* [Instructions to follow] Scan the entries below, and for each line that includes the word "Start", make a copy.

* [Provided data]
━━━━━━━━━━

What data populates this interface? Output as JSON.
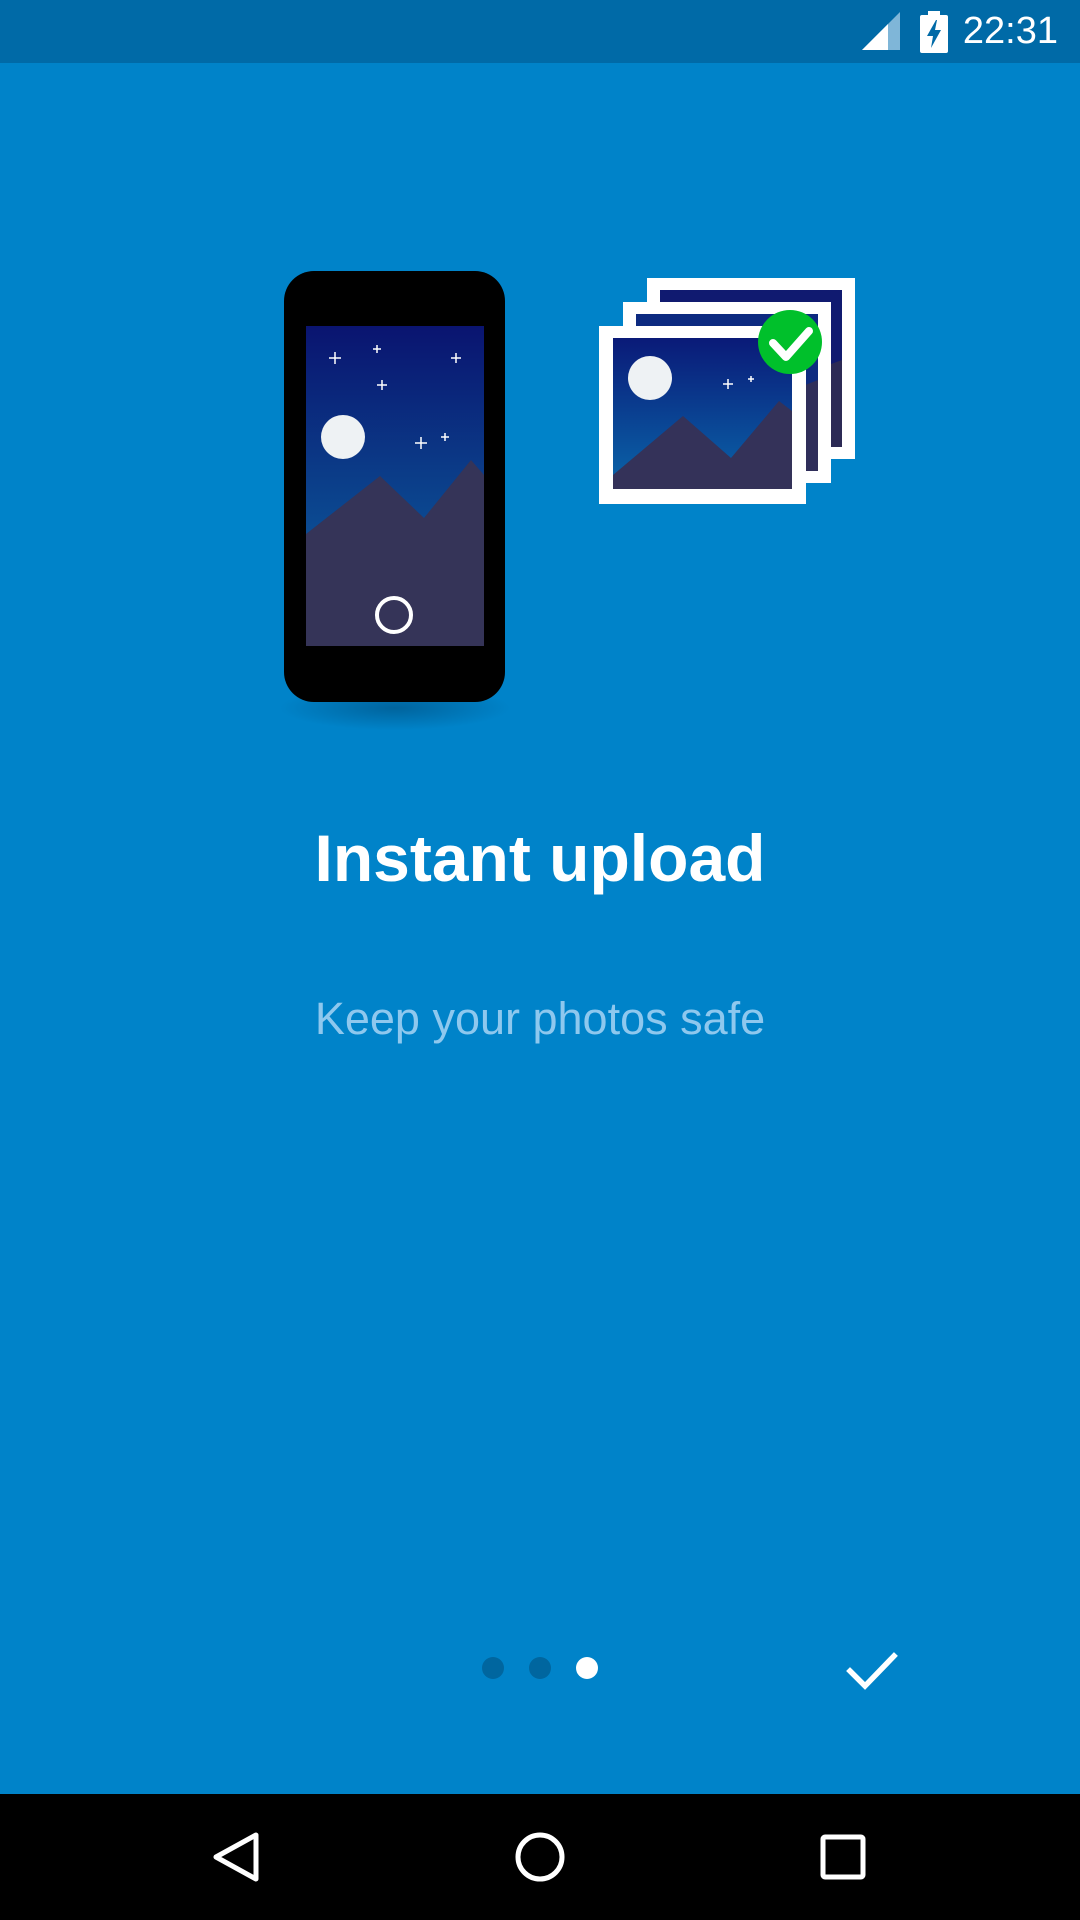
{
  "status_bar": {
    "time": "22:31",
    "icons": [
      "signal-icon",
      "battery-charging-icon"
    ]
  },
  "onboarding": {
    "title": "Instant upload",
    "subtitle": "Keep your photos safe",
    "page_count": 3,
    "current_page": 3,
    "done_icon": "check-icon"
  },
  "nav_bar": {
    "icons": [
      "back-icon",
      "home-icon",
      "recents-icon"
    ]
  },
  "colors": {
    "background": "#0083c9",
    "status_bar": "#006aa7",
    "subtitle": "#8ec8ee",
    "check_badge": "#00c02b"
  }
}
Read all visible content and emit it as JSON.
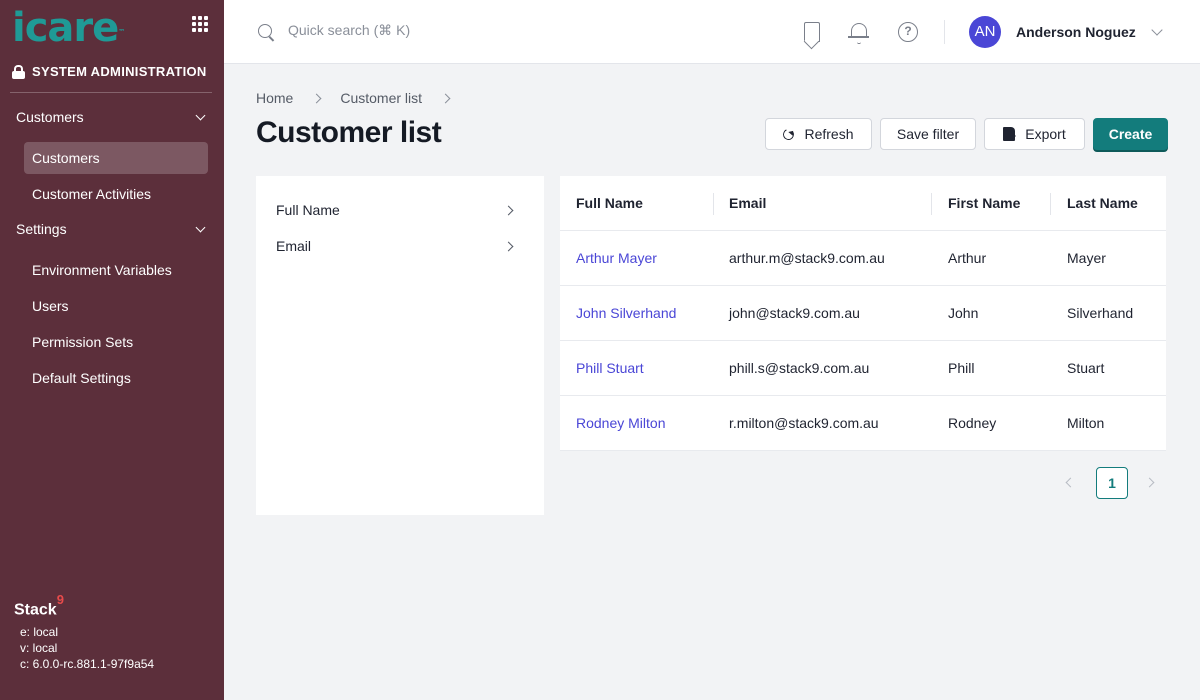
{
  "sidebar": {
    "logo_text": "icare",
    "logo_mark": "™",
    "section_title": "SYSTEM ADMINISTRATION",
    "groups": [
      {
        "label": "Customers",
        "items": [
          {
            "label": "Customers",
            "active": true
          },
          {
            "label": "Customer Activities"
          }
        ]
      },
      {
        "label": "Settings",
        "items": [
          {
            "label": "Environment Variables"
          },
          {
            "label": "Users"
          },
          {
            "label": "Permission Sets"
          },
          {
            "label": "Default Settings"
          }
        ]
      }
    ],
    "footer": {
      "brand": "Stack",
      "brand_sup": "9",
      "env": "e: local",
      "version": "v: local",
      "commit": "c: 6.0.0-rc.881.1-97f9a54"
    }
  },
  "topbar": {
    "search_placeholder": "Quick search (⌘ K)",
    "user_initials": "AN",
    "user_name": "Anderson Noguez"
  },
  "breadcrumb": [
    "Home",
    "Customer list"
  ],
  "page_title": "Customer list",
  "toolbar": {
    "refresh_label": "Refresh",
    "save_filter_label": "Save filter",
    "export_label": "Export",
    "create_label": "Create"
  },
  "filters": [
    "Full Name",
    "Email"
  ],
  "table": {
    "columns": [
      "Full Name",
      "Email",
      "First Name",
      "Last Name"
    ],
    "rows": [
      [
        "Arthur Mayer",
        "arthur.m@stack9.com.au",
        "Arthur",
        "Mayer"
      ],
      [
        "John Silverhand",
        "john@stack9.com.au",
        "John",
        "Silverhand"
      ],
      [
        "Phill Stuart",
        "phill.s@stack9.com.au",
        "Phill",
        "Stuart"
      ],
      [
        "Rodney Milton",
        "r.milton@stack9.com.au",
        "Rodney",
        "Milton"
      ]
    ]
  },
  "pagination": {
    "current_page": "1"
  },
  "colors": {
    "sidebar": "#5c2f3b",
    "accent": "#137c7c",
    "link": "#4a46d6",
    "logo": "#1f9a96"
  }
}
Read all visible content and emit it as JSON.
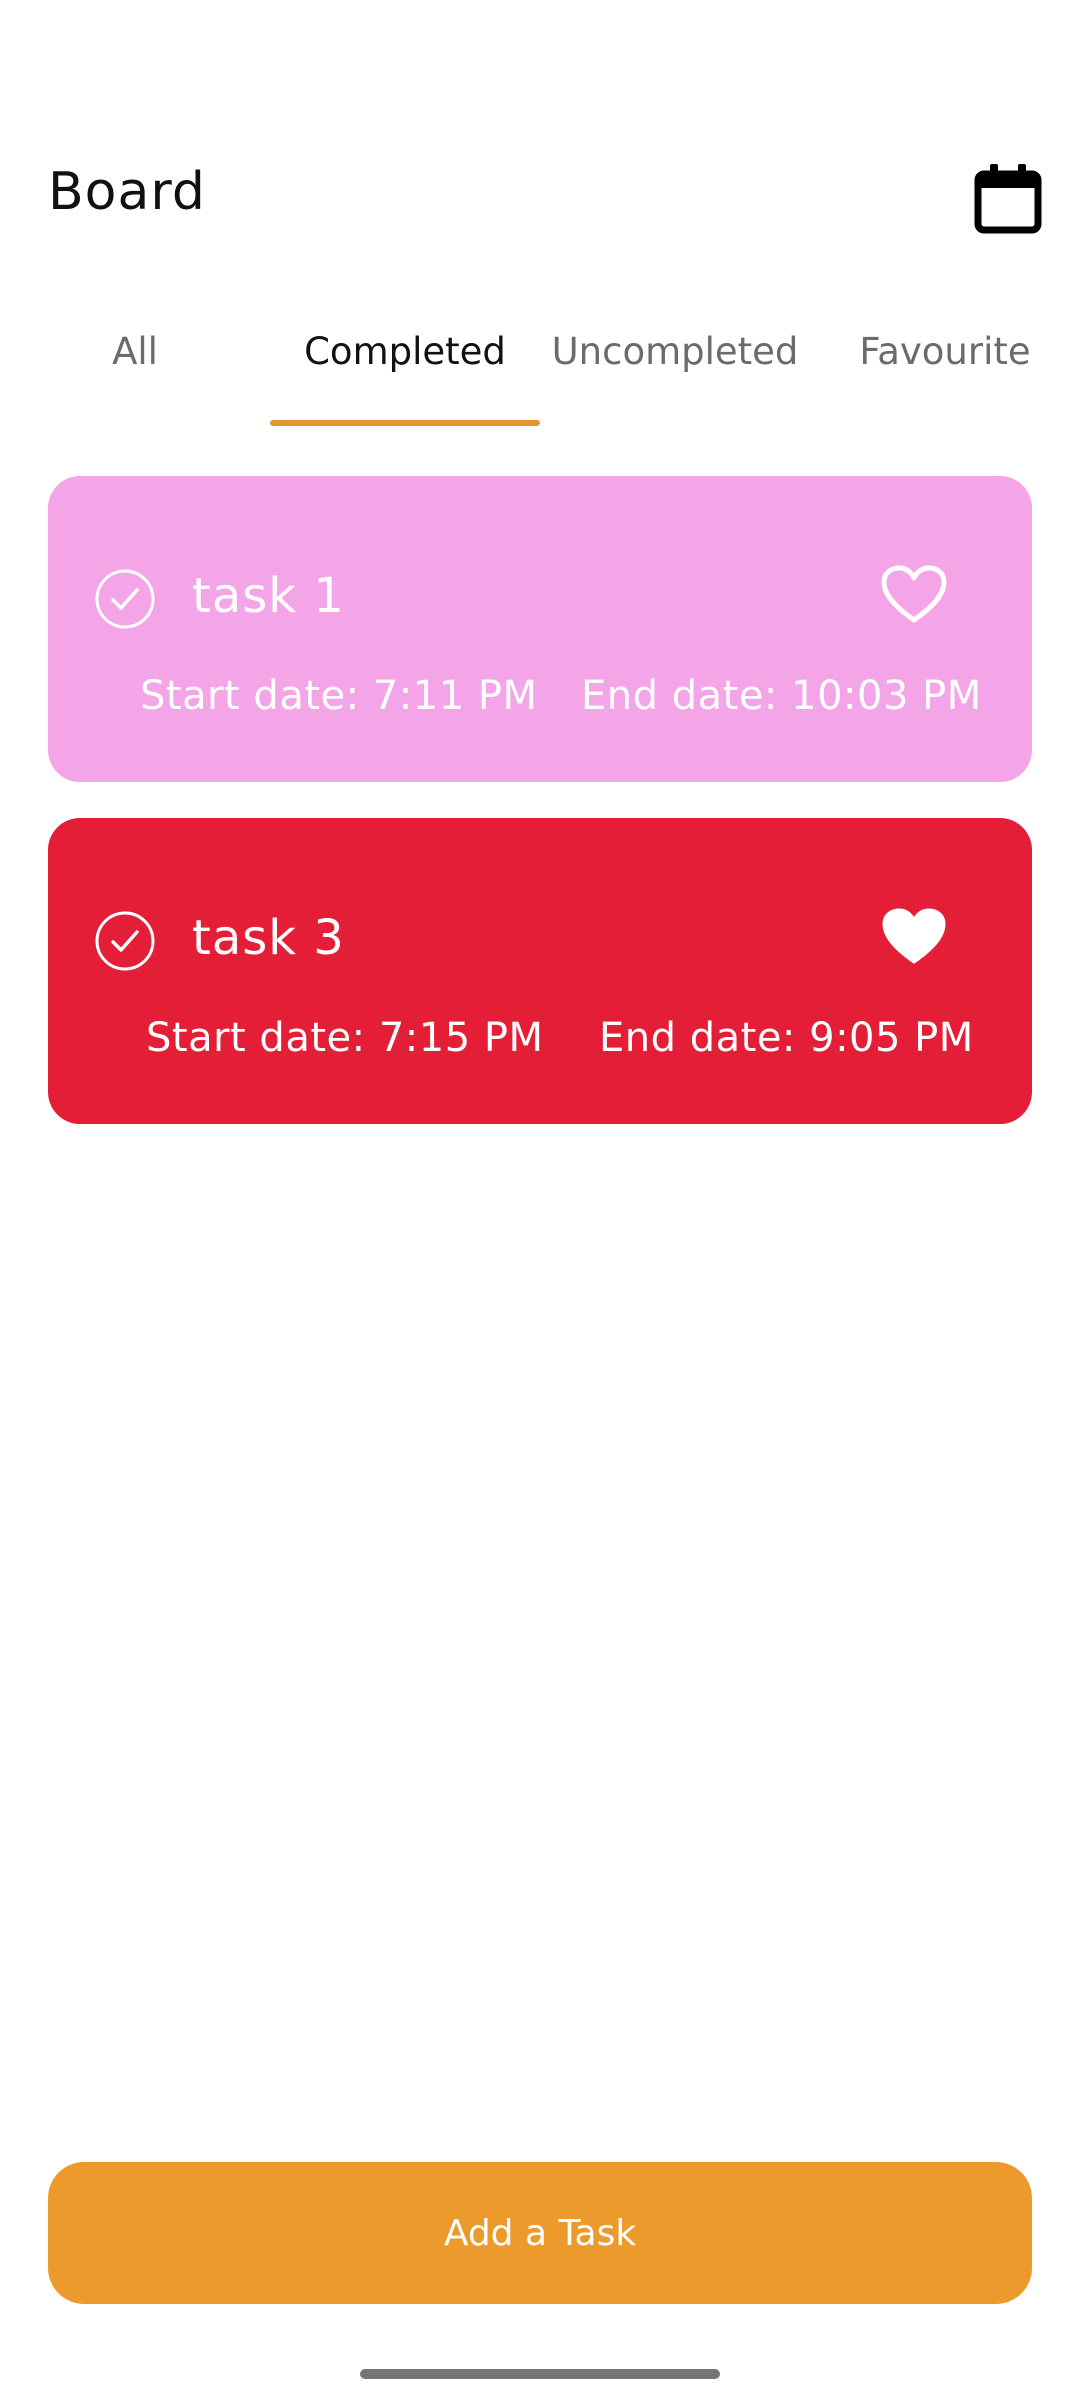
{
  "header": {
    "title": "Board",
    "calendar_icon": "calendar-icon"
  },
  "tabs": {
    "active_index": 1,
    "items": [
      {
        "label": "All"
      },
      {
        "label": "Completed"
      },
      {
        "label": "Uncompleted"
      },
      {
        "label": "Favourite"
      }
    ],
    "indicator_color": "#e3962e"
  },
  "tasks": [
    {
      "title": "task 1",
      "start": "Start date: 7:11 PM",
      "end": "End date: 10:03 PM",
      "completed": true,
      "favourite": false,
      "color": "#f4a5e8"
    },
    {
      "title": "task 3",
      "start": "Start date: 7:15 PM",
      "end": "End date: 9:05 PM",
      "completed": true,
      "favourite": true,
      "color": "#e41e36"
    }
  ],
  "actions": {
    "add_task_label": "Add a Task",
    "add_task_color": "#ec9a2c"
  }
}
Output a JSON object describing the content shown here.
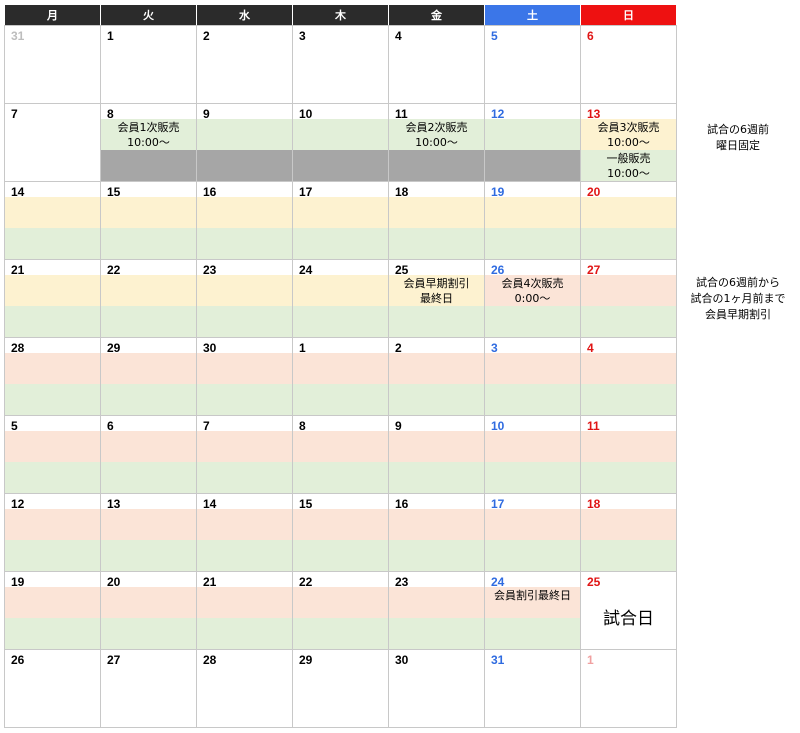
{
  "weekdays": [
    "月",
    "火",
    "水",
    "木",
    "金",
    "土",
    "日"
  ],
  "colors": {
    "header_dark": "#2b2b2b",
    "header_sat": "#3b76e8",
    "header_sun": "#ee1111",
    "band_yellow": "#fdf2d0",
    "band_green": "#e2efd9",
    "band_pink": "#fbe4d7",
    "band_gray": "#a6a6a6"
  },
  "weeks": [
    {
      "days": [
        {
          "num": "31",
          "color": "gray"
        },
        {
          "num": "1"
        },
        {
          "num": "2"
        },
        {
          "num": "3"
        },
        {
          "num": "4"
        },
        {
          "num": "5",
          "color": "blue"
        },
        {
          "num": "6",
          "color": "red"
        }
      ]
    },
    {
      "days": [
        {
          "num": "7"
        },
        {
          "num": "8",
          "band1": "green",
          "band2": "gray",
          "label": "会員1次販売\n10:00〜"
        },
        {
          "num": "9",
          "band1": "green",
          "band2": "gray"
        },
        {
          "num": "10",
          "band1": "green",
          "band2": "gray"
        },
        {
          "num": "11",
          "band1": "green",
          "band2": "gray",
          "label": "会員2次販売\n10:00〜"
        },
        {
          "num": "12",
          "color": "blue",
          "band1": "green",
          "band2": "gray"
        },
        {
          "num": "13",
          "color": "red",
          "band1": "yellow",
          "band2": "green",
          "label": "会員3次販売\n10:00〜",
          "label2": "一般販売\n10:00〜"
        }
      ]
    },
    {
      "days": [
        {
          "num": "14",
          "band1": "yellow",
          "band2": "green"
        },
        {
          "num": "15",
          "band1": "yellow",
          "band2": "green"
        },
        {
          "num": "16",
          "band1": "yellow",
          "band2": "green"
        },
        {
          "num": "17",
          "band1": "yellow",
          "band2": "green"
        },
        {
          "num": "18",
          "band1": "yellow",
          "band2": "green"
        },
        {
          "num": "19",
          "color": "blue",
          "band1": "yellow",
          "band2": "green"
        },
        {
          "num": "20",
          "color": "red",
          "band1": "yellow",
          "band2": "green"
        }
      ]
    },
    {
      "days": [
        {
          "num": "21",
          "band1": "yellow",
          "band2": "green"
        },
        {
          "num": "22",
          "band1": "yellow",
          "band2": "green"
        },
        {
          "num": "23",
          "band1": "yellow",
          "band2": "green"
        },
        {
          "num": "24",
          "band1": "yellow",
          "band2": "green"
        },
        {
          "num": "25",
          "band1": "yellow",
          "band2": "green",
          "label": "会員早期割引\n最終日"
        },
        {
          "num": "26",
          "color": "blue",
          "band1": "pink",
          "band2": "green",
          "label": "会員4次販売\n0:00〜"
        },
        {
          "num": "27",
          "color": "red",
          "band1": "pink",
          "band2": "green"
        }
      ]
    },
    {
      "days": [
        {
          "num": "28",
          "band1": "pink",
          "band2": "green"
        },
        {
          "num": "29",
          "band1": "pink",
          "band2": "green"
        },
        {
          "num": "30",
          "band1": "pink",
          "band2": "green"
        },
        {
          "num": "1",
          "band1": "pink",
          "band2": "green"
        },
        {
          "num": "2",
          "band1": "pink",
          "band2": "green"
        },
        {
          "num": "3",
          "color": "blue",
          "band1": "pink",
          "band2": "green"
        },
        {
          "num": "4",
          "color": "red",
          "band1": "pink",
          "band2": "green"
        }
      ]
    },
    {
      "days": [
        {
          "num": "5",
          "band1": "pink",
          "band2": "green"
        },
        {
          "num": "6",
          "band1": "pink",
          "band2": "green"
        },
        {
          "num": "7",
          "band1": "pink",
          "band2": "green"
        },
        {
          "num": "8",
          "band1": "pink",
          "band2": "green"
        },
        {
          "num": "9",
          "band1": "pink",
          "band2": "green"
        },
        {
          "num": "10",
          "color": "blue",
          "band1": "pink",
          "band2": "green"
        },
        {
          "num": "11",
          "color": "red",
          "band1": "pink",
          "band2": "green"
        }
      ]
    },
    {
      "days": [
        {
          "num": "12",
          "band1": "pink",
          "band2": "green"
        },
        {
          "num": "13",
          "band1": "pink",
          "band2": "green"
        },
        {
          "num": "14",
          "band1": "pink",
          "band2": "green"
        },
        {
          "num": "15",
          "band1": "pink",
          "band2": "green"
        },
        {
          "num": "16",
          "band1": "pink",
          "band2": "green"
        },
        {
          "num": "17",
          "color": "blue",
          "band1": "pink",
          "band2": "green"
        },
        {
          "num": "18",
          "color": "red",
          "band1": "pink",
          "band2": "green"
        }
      ]
    },
    {
      "days": [
        {
          "num": "19",
          "band1": "pink",
          "band2": "green"
        },
        {
          "num": "20",
          "band1": "pink",
          "band2": "green"
        },
        {
          "num": "21",
          "band1": "pink",
          "band2": "green"
        },
        {
          "num": "22",
          "band1": "pink",
          "band2": "green"
        },
        {
          "num": "23",
          "band1": "pink",
          "band2": "green"
        },
        {
          "num": "24",
          "color": "blue",
          "band1": "pink",
          "band2": "green",
          "label": "会員割引最終日"
        },
        {
          "num": "25",
          "color": "red",
          "big": "試合日"
        }
      ]
    },
    {
      "days": [
        {
          "num": "26"
        },
        {
          "num": "27"
        },
        {
          "num": "28"
        },
        {
          "num": "29"
        },
        {
          "num": "30"
        },
        {
          "num": "31",
          "color": "blue"
        },
        {
          "num": "1",
          "color": "pink"
        }
      ]
    }
  ],
  "notes": [
    "試合の6週前\n曜日固定",
    "試合の6週前から\n試合の1ヶ月前まで\n会員早期割引"
  ]
}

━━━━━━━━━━

* [Completed task]
      "start": "Start date: 7:11 PM",
      "start": "Start date: 7:15 PM",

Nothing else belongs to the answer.